Data excerpts
········

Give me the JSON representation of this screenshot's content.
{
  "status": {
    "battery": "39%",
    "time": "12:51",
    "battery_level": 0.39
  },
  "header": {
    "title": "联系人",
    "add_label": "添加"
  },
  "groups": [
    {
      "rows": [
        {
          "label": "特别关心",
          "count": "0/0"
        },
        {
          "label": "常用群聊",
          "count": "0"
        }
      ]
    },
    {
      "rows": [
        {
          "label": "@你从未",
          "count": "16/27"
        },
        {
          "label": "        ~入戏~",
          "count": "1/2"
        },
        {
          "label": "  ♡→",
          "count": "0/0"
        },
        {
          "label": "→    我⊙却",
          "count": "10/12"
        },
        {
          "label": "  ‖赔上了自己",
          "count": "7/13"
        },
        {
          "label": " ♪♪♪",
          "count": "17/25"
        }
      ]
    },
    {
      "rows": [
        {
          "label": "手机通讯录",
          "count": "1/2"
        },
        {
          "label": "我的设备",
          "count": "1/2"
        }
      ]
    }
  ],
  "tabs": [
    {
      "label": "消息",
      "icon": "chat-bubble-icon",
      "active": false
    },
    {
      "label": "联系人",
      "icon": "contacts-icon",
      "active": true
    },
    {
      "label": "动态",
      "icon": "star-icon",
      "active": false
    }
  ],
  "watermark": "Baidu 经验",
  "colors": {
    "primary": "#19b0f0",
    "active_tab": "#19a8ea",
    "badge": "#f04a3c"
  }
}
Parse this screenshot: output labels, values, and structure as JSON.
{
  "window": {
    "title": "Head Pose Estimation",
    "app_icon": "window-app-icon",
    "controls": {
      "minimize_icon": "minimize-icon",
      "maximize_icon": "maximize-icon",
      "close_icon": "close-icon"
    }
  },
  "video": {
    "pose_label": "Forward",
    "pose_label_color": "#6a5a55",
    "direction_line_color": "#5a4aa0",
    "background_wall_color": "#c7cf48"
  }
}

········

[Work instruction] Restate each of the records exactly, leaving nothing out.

[Solved exercise]
Give me the JSON representation of this screenshot's content.
{
  "status": {
    "battery": "39%",
    "time": "12:51",
    "battery_level": 0.39
  },
  "header": {
    "title": "联系人",
    "add_label": "添加"
  },
  "groups": [
    {
      "rows": [
        {
          "label": "特别关心",
          "count": "0/0"
        },
        {
          "label": "常用群聊",
          "count": "0"
        }
      ]
    },
    {
      "rows": [
        {
          "label": "@你从未",
          "count": "16/27"
        },
        {
          "label": "        ~入戏~",
          "count": "1/2"
        },
        {
          "label": "  ♡→",
          "count": "0/0"
        },
        {
          "label": "→    我⊙却",
          "count": "10/12"
        },
        {
          "label": "  ‖赔上了自己",
          "count": "7/13"
        },
        {
          "label": " ♪♪♪",
          "count": "17/25"
        }
      ]
    },
    {
      "rows": [
        {
          "label": "手机通讯录",
          "count": "1/2"
        },
        {
          "label": "我的设备",
          "count": "1/2"
        }
      ]
    }
  ],
  "tabs": [
    {
      "label": "消息",
      "icon": "chat-bubble-icon",
      "active": false
    },
    {
      "label": "联系人",
      "icon": "contacts-icon",
      "active": true
    },
    {
      "label": "动态",
      "icon": "star-icon",
      "active": false
    }
  ],
  "watermark": "Baidu 经验",
  "colors": {
    "primary": "#19b0f0",
    "active_tab": "#19a8ea",
    "badge": "#f04a3c"
  }
}
Parse this screenshot: output labels, values, and structure as JSON.
{
  "window": {
    "title": "Head Pose Estimation",
    "app_icon": "window-app-icon",
    "controls": {
      "minimize_icon": "minimize-icon",
      "maximize_icon": "maximize-icon",
      "close_icon": "close-icon"
    }
  },
  "video": {
    "pose_label": "Forward",
    "pose_label_color": "#6a5a55",
    "direction_line_color": "#5a4aa0",
    "background_wall_color": "#c7cf48"
  }
}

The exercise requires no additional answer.